Task brief
Give back every record that follows, exactly as written.

Data listing
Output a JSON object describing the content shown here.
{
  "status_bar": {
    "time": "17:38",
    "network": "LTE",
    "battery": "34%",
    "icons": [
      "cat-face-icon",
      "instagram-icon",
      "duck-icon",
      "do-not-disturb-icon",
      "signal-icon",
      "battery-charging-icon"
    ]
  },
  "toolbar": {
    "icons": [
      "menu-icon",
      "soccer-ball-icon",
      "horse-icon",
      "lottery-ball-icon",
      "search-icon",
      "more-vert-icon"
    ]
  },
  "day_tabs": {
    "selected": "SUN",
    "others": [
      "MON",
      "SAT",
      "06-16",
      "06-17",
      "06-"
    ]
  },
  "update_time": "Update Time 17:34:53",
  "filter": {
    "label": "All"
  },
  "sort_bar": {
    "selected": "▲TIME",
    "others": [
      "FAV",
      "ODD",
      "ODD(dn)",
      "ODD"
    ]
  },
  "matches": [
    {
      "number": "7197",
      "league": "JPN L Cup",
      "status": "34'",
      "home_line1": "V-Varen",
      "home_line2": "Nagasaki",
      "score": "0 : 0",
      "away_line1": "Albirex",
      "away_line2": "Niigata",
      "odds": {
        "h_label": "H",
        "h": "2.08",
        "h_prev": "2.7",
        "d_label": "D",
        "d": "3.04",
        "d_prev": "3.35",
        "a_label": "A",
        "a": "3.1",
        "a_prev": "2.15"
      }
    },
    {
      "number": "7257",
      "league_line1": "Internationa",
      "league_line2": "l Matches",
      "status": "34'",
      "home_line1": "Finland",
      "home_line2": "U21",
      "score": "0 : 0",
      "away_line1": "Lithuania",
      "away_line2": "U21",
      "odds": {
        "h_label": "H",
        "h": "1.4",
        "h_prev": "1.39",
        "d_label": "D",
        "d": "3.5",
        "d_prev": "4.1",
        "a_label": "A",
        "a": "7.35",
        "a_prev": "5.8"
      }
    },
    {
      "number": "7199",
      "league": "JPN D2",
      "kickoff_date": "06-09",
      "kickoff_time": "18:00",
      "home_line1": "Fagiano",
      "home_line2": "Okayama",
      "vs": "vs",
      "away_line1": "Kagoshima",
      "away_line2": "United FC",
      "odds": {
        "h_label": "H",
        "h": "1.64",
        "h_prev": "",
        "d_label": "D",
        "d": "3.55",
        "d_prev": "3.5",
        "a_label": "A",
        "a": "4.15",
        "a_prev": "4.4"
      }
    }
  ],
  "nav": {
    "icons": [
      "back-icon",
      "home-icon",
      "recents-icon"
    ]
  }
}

Task output
Output a JSON object describing the content shown here.
{
  "status_bar": {
    "time": "17:38",
    "network": "LTE",
    "battery": "34%",
    "icons": [
      "cat-face-icon",
      "instagram-icon",
      "duck-icon",
      "do-not-disturb-icon",
      "signal-icon",
      "battery-charging-icon"
    ]
  },
  "toolbar": {
    "icons": [
      "menu-icon",
      "soccer-ball-icon",
      "horse-icon",
      "lottery-ball-icon",
      "search-icon",
      "more-vert-icon"
    ]
  },
  "day_tabs": {
    "selected": "SUN",
    "others": [
      "MON",
      "SAT",
      "06-16",
      "06-17",
      "06-"
    ]
  },
  "update_time": "Update Time 17:34:53",
  "filter": {
    "label": "All"
  },
  "sort_bar": {
    "selected": "▲TIME",
    "others": [
      "FAV",
      "ODD",
      "ODD(dn)",
      "ODD"
    ]
  },
  "matches": [
    {
      "number": "7197",
      "league": "JPN L Cup",
      "status": "34'",
      "home_line1": "V-Varen",
      "home_line2": "Nagasaki",
      "score": "0 : 0",
      "away_line1": "Albirex",
      "away_line2": "Niigata",
      "odds": {
        "h_label": "H",
        "h": "2.08",
        "h_prev": "2.7",
        "d_label": "D",
        "d": "3.04",
        "d_prev": "3.35",
        "a_label": "A",
        "a": "3.1",
        "a_prev": "2.15"
      }
    },
    {
      "number": "7257",
      "league_line1": "Internationa",
      "league_line2": "l Matches",
      "status": "34'",
      "home_line1": "Finland",
      "home_line2": "U21",
      "score": "0 : 0",
      "away_line1": "Lithuania",
      "away_line2": "U21",
      "odds": {
        "h_label": "H",
        "h": "1.4",
        "h_prev": "1.39",
        "d_label": "D",
        "d": "3.5",
        "d_prev": "4.1",
        "a_label": "A",
        "a": "7.35",
        "a_prev": "5.8"
      }
    },
    {
      "number": "7199",
      "league": "JPN D2",
      "kickoff_date": "06-09",
      "kickoff_time": "18:00",
      "home_line1": "Fagiano",
      "home_line2": "Okayama",
      "vs": "vs",
      "away_line1": "Kagoshima",
      "away_line2": "United FC",
      "odds": {
        "h_label": "H",
        "h": "1.64",
        "h_prev": "",
        "d_label": "D",
        "d": "3.55",
        "d_prev": "3.5",
        "a_label": "A",
        "a": "4.15",
        "a_prev": "4.4"
      }
    }
  ],
  "nav": {
    "icons": [
      "back-icon",
      "home-icon",
      "recents-icon"
    ]
  }
}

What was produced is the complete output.